Aerotechnic Industries operates out of a rented Royal Air Maroc hangar, which is only set up with sufficient personnel, tools and equipment to use one of its two bays for airframe heavy maintenance. The second bay will be activated by mid-2012, but construction work is due to begin in the first quarter for a purpose-built hangar the company is scheduled to move into 18 months later.
© AFI KLM O&M/Patrick Delapierre
Air France is evaluating whether to send more A320s to ATI to slash costs
But might Aerotechnic Industries service other types in the future, such as the Boeing 737? Benbrahim says extending capabilities to additional models is "not a priority at the moment".
AFI KLM E&M is looking at a number of other investments in the MENA region. Benbrahim says the company is discussing multiple projects covering airframe, engine, and component support with different potential partners. "We don't have plans to set up MROs ourselves. The idea is to set up joint ventures with local airlines."
Proximity to customers is also the main reason Lufthansa Technik decided to open a nacelle repair shop in Dubai. The first stage of the new facility is due to open early this year and will comprise a spares store and repair shop where engineers flown in from Germany can work on nacelle components from Middle Eastern customers on an ad hoc basis.
The site will be built up for basic overhaul of GE90 engine nacelles by mid-2012. However, the facility has yet to be equipped for full overhaul tasks such as composite repairs, which require an autoclave. Lufthansa Technik also extended its partnership with Riyadh-based NAS Holding in November to jointly offer MRO services to Saudi Arabian operators. Since September 2010, the companies have been co-operating to set up NAS Tech, which focuses on maintenance and smaller overhauls, while the German company provides engine and component support for NAS Air's fleet.
SPACE FOR GROWTH
Goodrich opened a dedicated service centre and overhaul shop for engine nacelles, electronic components, evacuation and cargo loading systems in Dubai in 2008. The 11,600m² facility offers enough space for business growth in the next three to five years, says Joel Haldemann, vice-president, MRO Europe, Middle East and Africa.
Nacelle MRO is a growth area
About 85 staff work at the site, rising to 90-100 in the next 10 to 15 months, he says. The main growth area will be engine control electronics, and Goodrich plans to add another test rig.
However, the United Arab Emirates' first dedicated landing gear shop, which Goodrich wanted to set up with Mubadala Aerospace, has been put on hold. At the Farnborough air show in 2010, the partners agreed to open an MRO facility for undercarriages of Airbus and Boeing aircraft, including A380s and 777s, in Al Ain, Abu Dhabi, in 2012.
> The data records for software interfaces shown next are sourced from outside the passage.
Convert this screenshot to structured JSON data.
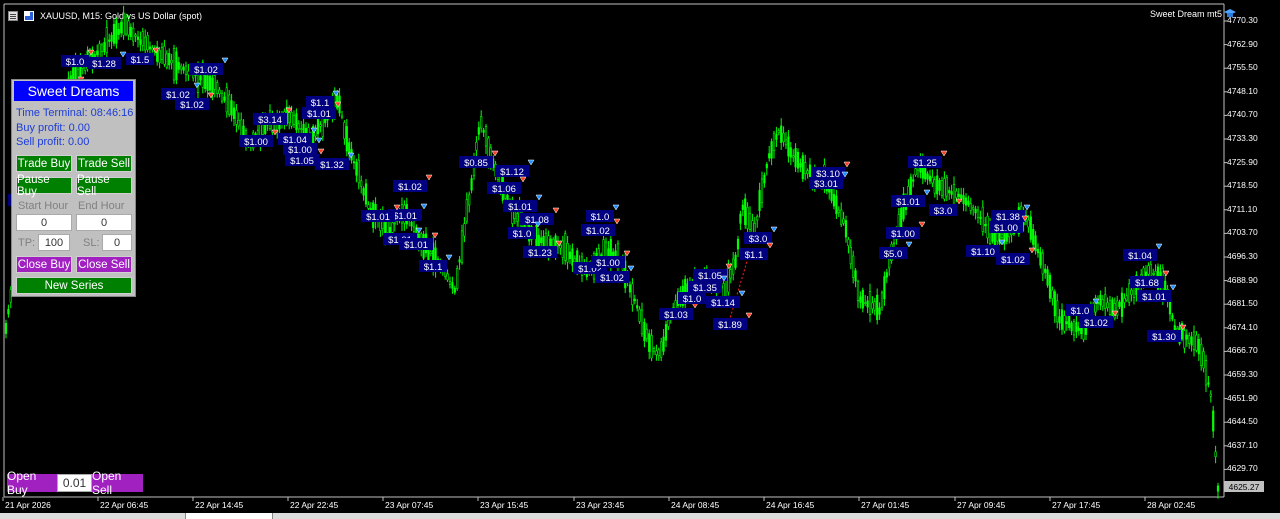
{
  "window": {
    "title": "XAUUSD, M15:  Gold vs US Dollar (spot)",
    "ea_name": "Sweet Dream mt5",
    "icons": [
      "menu-icon",
      "flag-icon",
      "graduation-cap-icon"
    ]
  },
  "panel": {
    "title": "Sweet Dreams",
    "time_terminal": "Time Terminal: 08:46:16",
    "buy_profit": "Buy profit: 0.00",
    "sell_profit": "Sell profit: 0.00",
    "trade_buy": "Trade Buy",
    "trade_sell": "Trade Sell",
    "pause_buy": "Pause Buy",
    "pause_sell": "Pause Sell",
    "start_hour_label": "Start Hour",
    "end_hour_label": "End Hour",
    "start_hour_value": "0",
    "end_hour_value": "0",
    "tp_label": "TP:",
    "tp_value": "100",
    "sl_label": "SL:",
    "sl_value": "0",
    "close_buy": "Close Buy",
    "close_sell": "Close Sell",
    "new_series": "New Series"
  },
  "bottom_controls": {
    "open_buy": "Open Buy",
    "lot": "0.01",
    "open_sell": "Open Sell"
  },
  "price_axis": {
    "labels": [
      "4770.30",
      "4762.90",
      "4755.50",
      "4748.10",
      "4740.70",
      "4733.30",
      "4725.90",
      "4718.50",
      "4711.10",
      "4703.70",
      "4696.30",
      "4688.90",
      "4681.50",
      "4674.10",
      "4666.70",
      "4659.30",
      "4651.90",
      "4644.50",
      "4637.10",
      "4629.70"
    ],
    "current_price": "4625.27"
  },
  "time_axis": {
    "labels": [
      "21 Apr 2026",
      "22 Apr 06:45",
      "22 Apr 14:45",
      "22 Apr 22:45",
      "23 Apr 07:45",
      "23 Apr 15:45",
      "23 Apr 23:45",
      "24 Apr 08:45",
      "24 Apr 16:45",
      "27 Apr 01:45",
      "27 Apr 09:45",
      "27 Apr 17:45",
      "28 Apr 02:45"
    ]
  },
  "trade_labels": [
    {
      "text": "$1.0"
    },
    {
      "text": "$1.28"
    },
    {
      "text": "$1.5"
    },
    {
      "text": "$1.02"
    },
    {
      "text": "$1.06"
    },
    {
      "text": "$1.02"
    },
    {
      "text": "$1.01"
    },
    {
      "text": "$1.00"
    },
    {
      "text": "$1.02"
    },
    {
      "text": "$1.02"
    },
    {
      "text": "$3.14"
    },
    {
      "text": "$1.1"
    },
    {
      "text": "$1.01"
    },
    {
      "text": "$1.04"
    },
    {
      "text": "$1.00"
    },
    {
      "text": "$1.00"
    },
    {
      "text": "$1.05"
    },
    {
      "text": "$1.32"
    },
    {
      "text": "$1.02"
    },
    {
      "text": "$1.01"
    },
    {
      "text": "$1.01"
    },
    {
      "text": "$1.01"
    },
    {
      "text": "$1.01"
    },
    {
      "text": "$1.1"
    },
    {
      "text": "$0.85"
    },
    {
      "text": "$1.12"
    },
    {
      "text": "$1.06"
    },
    {
      "text": "$1.01"
    },
    {
      "text": "$1.08"
    },
    {
      "text": "$1.0"
    },
    {
      "text": "$1.23"
    },
    {
      "text": "$1.0"
    },
    {
      "text": "$1.02"
    },
    {
      "text": "$1.02"
    },
    {
      "text": "$1.00"
    },
    {
      "text": "$1.02"
    },
    {
      "text": "$1.03"
    },
    {
      "text": "$1.0"
    },
    {
      "text": "$1.05"
    },
    {
      "text": "$1.35"
    },
    {
      "text": "$1.89"
    },
    {
      "text": "$3.0"
    },
    {
      "text": "$1.1"
    },
    {
      "text": "$1.14"
    },
    {
      "text": "$3.10"
    },
    {
      "text": "$3.01"
    },
    {
      "text": "$1.25"
    },
    {
      "text": "$1.01"
    },
    {
      "text": "$1.00"
    },
    {
      "text": "$5.0"
    },
    {
      "text": "$3.0"
    },
    {
      "text": "$1.38"
    },
    {
      "text": "$1.00"
    },
    {
      "text": "$1.10"
    },
    {
      "text": "$1.02"
    },
    {
      "text": "$1.0"
    },
    {
      "text": "$1.02"
    },
    {
      "text": "$1.04"
    },
    {
      "text": "$1.68"
    },
    {
      "text": "$1.01"
    },
    {
      "text": "$1.30"
    }
  ],
  "colors": {
    "background": "#000000",
    "bull_candle": "#00ff00",
    "label_bg": "#000080",
    "sell_arrow": "#ff4020",
    "buy_arrow": "#1e90ff",
    "panel_bg": "#c0c0c0",
    "panel_title": "#0000ff",
    "button_green": "#008000",
    "button_purple": "#a020c0"
  }
}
"We recently postponed the discussion with Mubadala on this project for the moment," says Haldemann. He declines to specify reasons why the projected has been halted, but says the two companies remain partners and are holding "other discussions" about joint projects. The outcome will be revealed in "the next few months", Haldemann adds.
While the MRO industry in the UAE has not suffered a major impact from the political unrest across the region during the past year, companies with custom in other Arabian countries have nevertheless felt the impact. AFI KLM E&M recorded 10% lower revenues in the MENA region until the third quarter of 2010, before the situation improved again later in the year.
However, political changes have also led to fresh business opportunities, says Benbrahim. "Now things are much better. These countries and airlines need their operations to come back to business."
AFI KLM E&M recently reactivated a support agreement with Tripoli-based Afriqiyah Airways and signed a new MRO partnership with its sister carrier Libyan Airlines.
Especially in those countries where the public demonstrations led to more promising governments, it seems the right time for foreign companies to build bridges with the new administrations.